OPINION

The really fearless

the-really-fearless

Stavros T. wasn’t “born on November 17” but represented what that day symbolized. Under the 1967-74 dictatorship, he was tortured like few others. He never spoke about it. He was excellent at his job. He defended the powerless, the downtrodden and battled for a state ruled by law. Without party political blinders. He died a few years ago but left a solid legacy.

George P. also wasn’t “born on November 17,” but he was there. He had set up the medical station that treated the injured from the clashes in those troubled days. Today he is a well-known figure on our TV screens because he has distinguished himself, fair and square, in his specialty, on a global level.
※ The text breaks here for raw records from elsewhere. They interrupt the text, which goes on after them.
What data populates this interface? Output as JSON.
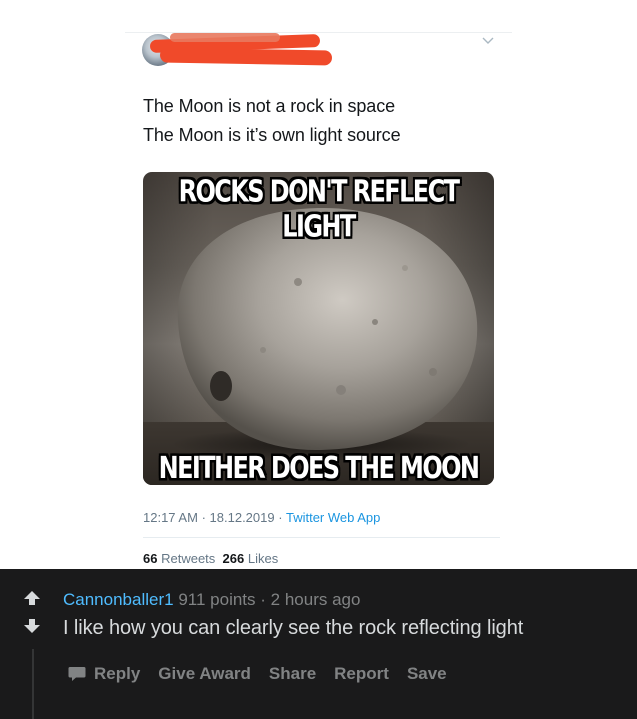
{
  "tweet": {
    "lines": [
      "The Moon is not a rock in space",
      "The Moon is it’s own light source"
    ],
    "image": {
      "caption_top": "ROCKS DON'T REFLECT LIGHT",
      "caption_bottom": "NEITHER DOES THE MOON"
    },
    "time": "12:17 AM",
    "date": "18.12.2019",
    "source": "Twitter Web App",
    "retweets_count": "66",
    "retweets_label": "Retweets",
    "likes_count": "266",
    "likes_label": "Likes",
    "icons": {
      "menu": "chevron-down-icon",
      "avatar": "profile-avatar"
    },
    "colors": {
      "link": "#1b95e0",
      "redaction": "#f04a2a"
    }
  },
  "comment": {
    "username": "Cannonballer1",
    "points": "911 points",
    "separator": "·",
    "age": "2 hours ago",
    "body": "I like how you can clearly see the rock reflecting light",
    "actions": {
      "reply": "Reply",
      "give_award": "Give Award",
      "share": "Share",
      "report": "Report",
      "save": "Save"
    },
    "icons": {
      "upvote": "upvote-arrow-icon",
      "downvote": "downvote-arrow-icon",
      "reply": "speech-bubble-icon"
    },
    "colors": {
      "background": "#1a1a1b",
      "username": "#4fbcff",
      "meta": "#818384",
      "body": "#d7dadc"
    }
  }
}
He also never speaks about “then.”

I admire these people for their humility and their maturity. They distinguished themselves professionally, without betraying their principles and their ideals. They still carry within themselves those experiences without being stuck in the past. They did not put on their uniforms to join the annual parade. They did not make a career out of their indisputable heroism. Not that they were indifferent to politics. Anything but. They always were deeply political. Mavericks with guts. But they never used past acts to justify present cynicism.
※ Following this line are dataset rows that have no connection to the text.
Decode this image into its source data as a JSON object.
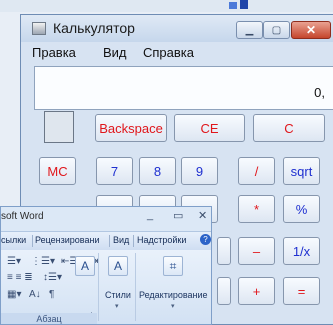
{
  "calculator": {
    "title": "Калькулятор",
    "menu": [
      "Правка",
      "Вид",
      "Справка"
    ],
    "display_value": "0,",
    "buttons": {
      "backspace": "Backspace",
      "ce": "CE",
      "c": "C",
      "mc": "MC",
      "seven": "7",
      "eight": "8",
      "nine": "9",
      "divide": "/",
      "sqrt": "sqrt",
      "multiply": "*",
      "percent": "%",
      "minus": "–",
      "reciprocal": "1/x",
      "plus": "+",
      "equals": "="
    },
    "colors": {
      "red_label": "#e0161b",
      "blue_label": "#1e2fd0"
    }
  },
  "word": {
    "title": "soft Word",
    "tabs": [
      "сылки",
      "Рецензировани",
      "Вид",
      "Надстройки"
    ],
    "group_paragraph": "Абзац",
    "styles_label": "Стили",
    "editing_label": "Редактирование"
  }
}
There are many like them among us. They make a difference in their chosen fields. Their shared trait is fearlessness. They were not afraid of the thug who interrupted the lecture to make a partisan announcement. They weren’t even scared when posters with their photos denouncing them were put up because they dared say or do something that some people didn’t like.

They had gone underground for months when doing so was meaningful. They knew what a police state and torture meant. They didn’t call mommy when things went south. They thought the pseudo-revolutionary games of the professional rioters, based on the tolerance of frightened and corrupt officials, were just silly.

Unfortunately, very few such people rose to positions of power in academia or politics. They often said that political party-charmed circles, intrigues and compromises were not to their taste. They contributed, discretely, where they thought they could make a difference. And I am sure they would have liked to sit down and have a discussion with some of the kids that have been convinced they were “born on November 17.” And talk to them about the real thing.